STUDY MATERIAL
• • • • • • •

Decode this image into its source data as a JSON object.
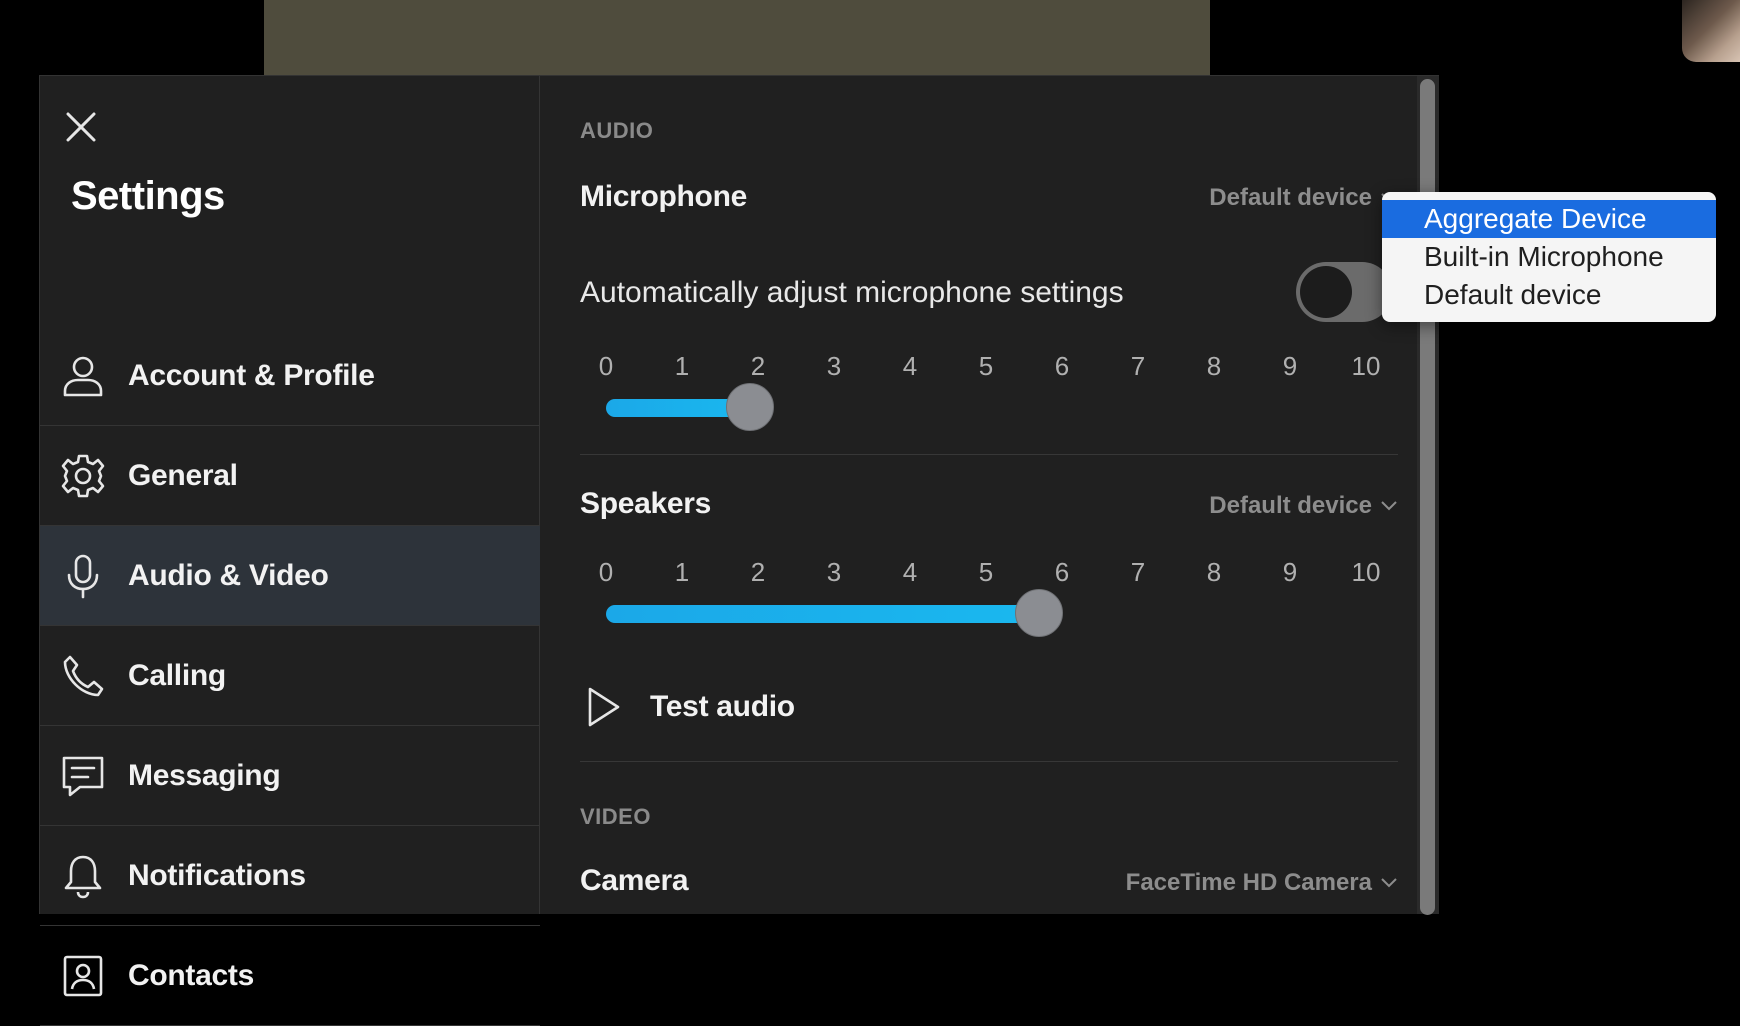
{
  "window": {
    "title": "Settings"
  },
  "sidebar": {
    "items": [
      {
        "label": "Account & Profile",
        "icon": "person-icon",
        "active": false
      },
      {
        "label": "General",
        "icon": "gear-icon",
        "active": false
      },
      {
        "label": "Audio & Video",
        "icon": "microphone-icon",
        "active": true
      },
      {
        "label": "Calling",
        "icon": "phone-icon",
        "active": false
      },
      {
        "label": "Messaging",
        "icon": "message-icon",
        "active": false
      },
      {
        "label": "Notifications",
        "icon": "bell-icon",
        "active": false
      },
      {
        "label": "Contacts",
        "icon": "contacts-icon",
        "active": false
      }
    ]
  },
  "audio": {
    "section_title": "AUDIO",
    "microphone": {
      "label": "Microphone",
      "device": "Default device",
      "auto_adjust_label": "Automatically adjust microphone settings",
      "auto_adjust_on": false,
      "level": 1.9,
      "scale": [
        "0",
        "1",
        "2",
        "3",
        "4",
        "5",
        "6",
        "7",
        "8",
        "9",
        "10"
      ]
    },
    "speakers": {
      "label": "Speakers",
      "device": "Default device",
      "level": 5.7,
      "scale": [
        "0",
        "1",
        "2",
        "3",
        "4",
        "5",
        "6",
        "7",
        "8",
        "9",
        "10"
      ]
    },
    "test_audio_label": "Test audio"
  },
  "video": {
    "section_title": "VIDEO",
    "camera": {
      "label": "Camera",
      "device": "FaceTime HD Camera"
    }
  },
  "microphone_dropdown": {
    "options": [
      "Aggregate Device",
      "Built-in Microphone",
      "Default device"
    ],
    "highlighted": "Aggregate Device"
  },
  "colors": {
    "accent": "#1ab0ec",
    "highlight": "#1a6ce0",
    "panel": "#202020",
    "active_item": "#2d333a"
  }
}
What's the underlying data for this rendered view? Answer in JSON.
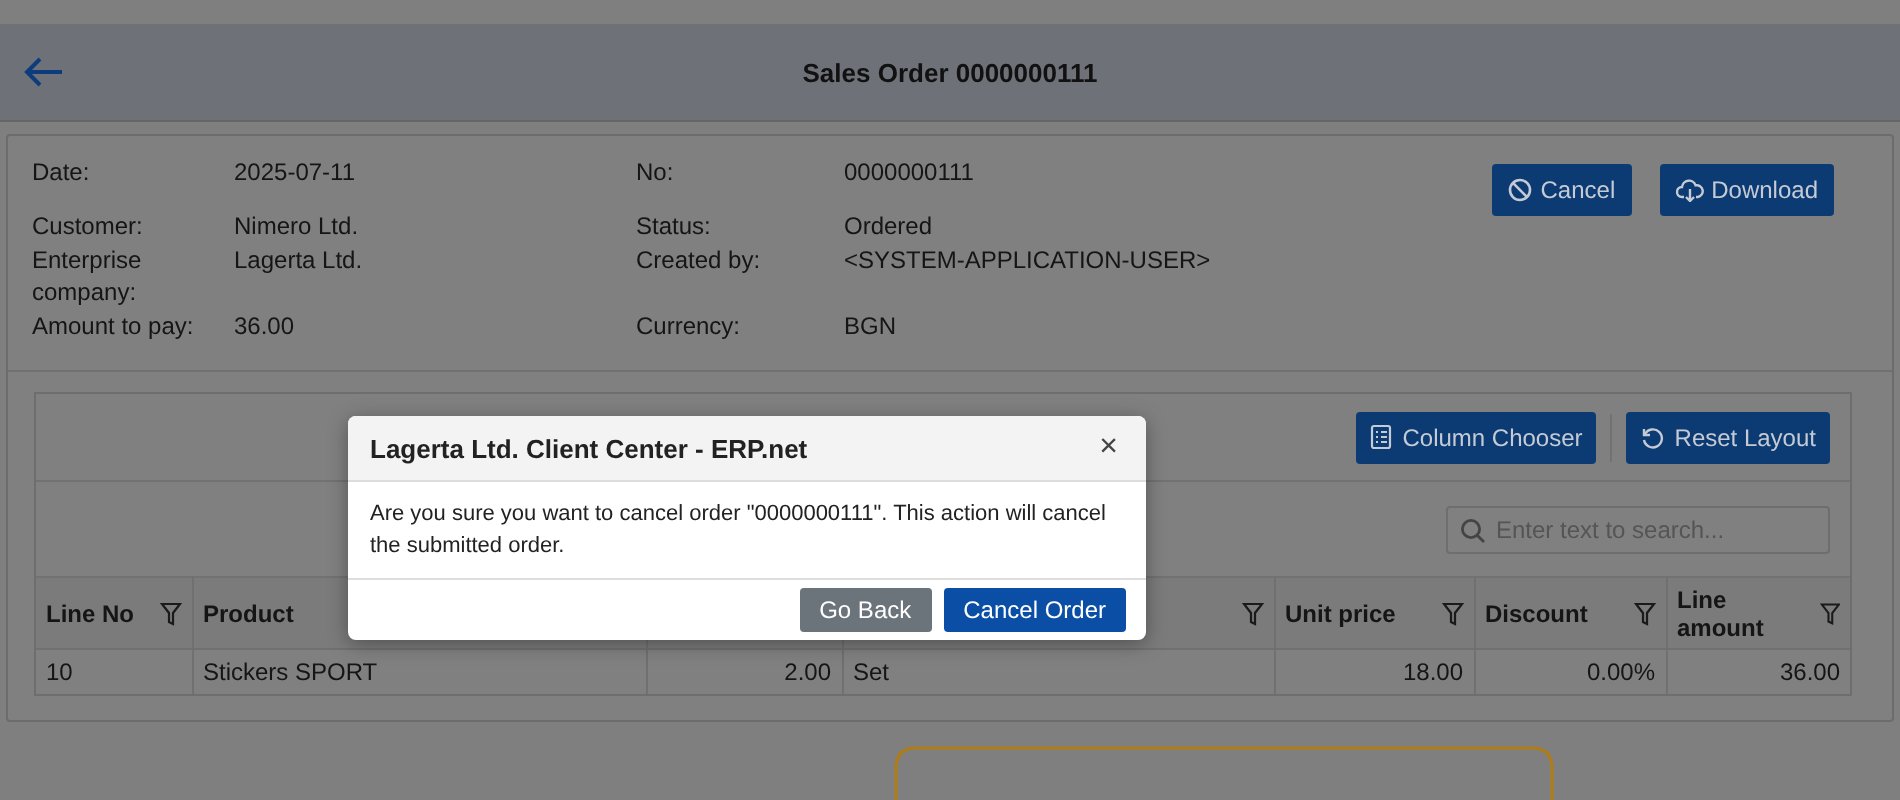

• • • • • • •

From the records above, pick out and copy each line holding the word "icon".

OUTPUT BELOW
        "icon": "person-icon",
        "icon": "gear-icon",
        "icon": "microphone-icon",
        "icon": "phone-icon",
        "icon": "message-icon",
        "icon": "bell-icon",
        "icon": "contacts-icon",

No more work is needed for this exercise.